== INFORMATION SHOWN ==

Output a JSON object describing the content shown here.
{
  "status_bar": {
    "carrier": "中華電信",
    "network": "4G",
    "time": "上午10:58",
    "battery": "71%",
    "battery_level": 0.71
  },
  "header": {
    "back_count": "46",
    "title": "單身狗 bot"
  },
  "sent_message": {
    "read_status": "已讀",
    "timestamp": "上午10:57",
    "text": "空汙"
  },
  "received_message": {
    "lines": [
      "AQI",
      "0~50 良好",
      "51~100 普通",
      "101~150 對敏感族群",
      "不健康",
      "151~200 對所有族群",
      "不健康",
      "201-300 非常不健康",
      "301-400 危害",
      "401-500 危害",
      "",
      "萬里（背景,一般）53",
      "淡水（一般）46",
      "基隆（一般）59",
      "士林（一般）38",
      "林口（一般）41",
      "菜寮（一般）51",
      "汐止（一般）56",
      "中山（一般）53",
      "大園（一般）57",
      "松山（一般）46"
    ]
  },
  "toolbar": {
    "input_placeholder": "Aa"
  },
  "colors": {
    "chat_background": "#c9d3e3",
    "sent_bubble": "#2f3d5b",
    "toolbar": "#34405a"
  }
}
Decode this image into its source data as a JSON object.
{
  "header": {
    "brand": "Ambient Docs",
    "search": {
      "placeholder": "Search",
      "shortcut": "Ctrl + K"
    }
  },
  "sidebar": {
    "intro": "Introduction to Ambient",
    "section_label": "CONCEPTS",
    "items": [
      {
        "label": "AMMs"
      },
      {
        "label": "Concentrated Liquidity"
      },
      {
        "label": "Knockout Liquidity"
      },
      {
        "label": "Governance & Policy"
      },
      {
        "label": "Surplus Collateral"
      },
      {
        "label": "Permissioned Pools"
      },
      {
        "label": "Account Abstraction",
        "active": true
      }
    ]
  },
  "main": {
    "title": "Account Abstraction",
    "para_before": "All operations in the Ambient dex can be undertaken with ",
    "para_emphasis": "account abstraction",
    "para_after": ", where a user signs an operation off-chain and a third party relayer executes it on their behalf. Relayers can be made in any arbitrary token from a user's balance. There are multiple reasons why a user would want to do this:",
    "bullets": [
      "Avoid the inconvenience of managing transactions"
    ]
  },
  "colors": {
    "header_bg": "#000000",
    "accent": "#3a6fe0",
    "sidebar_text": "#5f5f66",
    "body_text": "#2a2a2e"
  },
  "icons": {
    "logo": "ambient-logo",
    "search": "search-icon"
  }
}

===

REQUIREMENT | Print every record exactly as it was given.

COMPLETED TASK |
Output a JSON object describing the content shown here.
{
  "status_bar": {
    "carrier": "中華電信",
    "network": "4G",
    "time": "上午10:58",
    "battery": "71%",
    "battery_level": 0.71
  },
  "header": {
    "back_count": "46",
    "title": "單身狗 bot"
  },
  "sent_message": {
    "read_status": "已讀",
    "timestamp": "上午10:57",
    "text": "空汙"
  },
  "received_message": {
    "lines": [
      "AQI",
      "0~50 良好",
      "51~100 普通",
      "101~150 對敏感族群",
      "不健康",
      "151~200 對所有族群",
      "不健康",
      "201-300 非常不健康",
      "301-400 危害",
      "401-500 危害",
      "",
      "萬里（背景,一般）53",
      "淡水（一般）46",
      "基隆（一般）59",
      "士林（一般）38",
      "林口（一般）41",
      "菜寮（一般）51",
      "汐止（一般）56",
      "中山（一般）53",
      "大園（一般）57",
      "松山（一般）46"
    ]
  },
  "toolbar": {
    "input_placeholder": "Aa"
  },
  "colors": {
    "chat_background": "#c9d3e3",
    "sent_bubble": "#2f3d5b",
    "toolbar": "#34405a"
  }
}
Decode this image into its source data as a JSON object.
{
  "header": {
    "brand": "Ambient Docs",
    "search": {
      "placeholder": "Search",
      "shortcut": "Ctrl + K"
    }
  },
  "sidebar": {
    "intro": "Introduction to Ambient",
    "section_label": "CONCEPTS",
    "items": [
      {
        "label": "AMMs"
      },
      {
        "label": "Concentrated Liquidity"
      },
      {
        "label": "Knockout Liquidity"
      },
      {
        "label": "Governance & Policy"
      },
      {
        "label": "Surplus Collateral"
      },
      {
        "label": "Permissioned Pools"
      },
      {
        "label": "Account Abstraction",
        "active": true
      }
    ]
  },
  "main": {
    "title": "Account Abstraction",
    "para_before": "All operations in the Ambient dex can be undertaken with ",
    "para_emphasis": "account abstraction",
    "para_after": ", where a user signs an operation off-chain and a third party relayer executes it on their behalf. Relayers can be made in any arbitrary token from a user's balance. There are multiple reasons why a user would want to do this:",
    "bullets": [
      "Avoid the inconvenience of managing transactions"
    ]
  },
  "colors": {
    "header_bg": "#000000",
    "accent": "#3a6fe0",
    "sidebar_text": "#5f5f66",
    "body_text": "#2a2a2e"
  },
  "icons": {
    "logo": "ambient-logo",
    "search": "search-icon"
  }
}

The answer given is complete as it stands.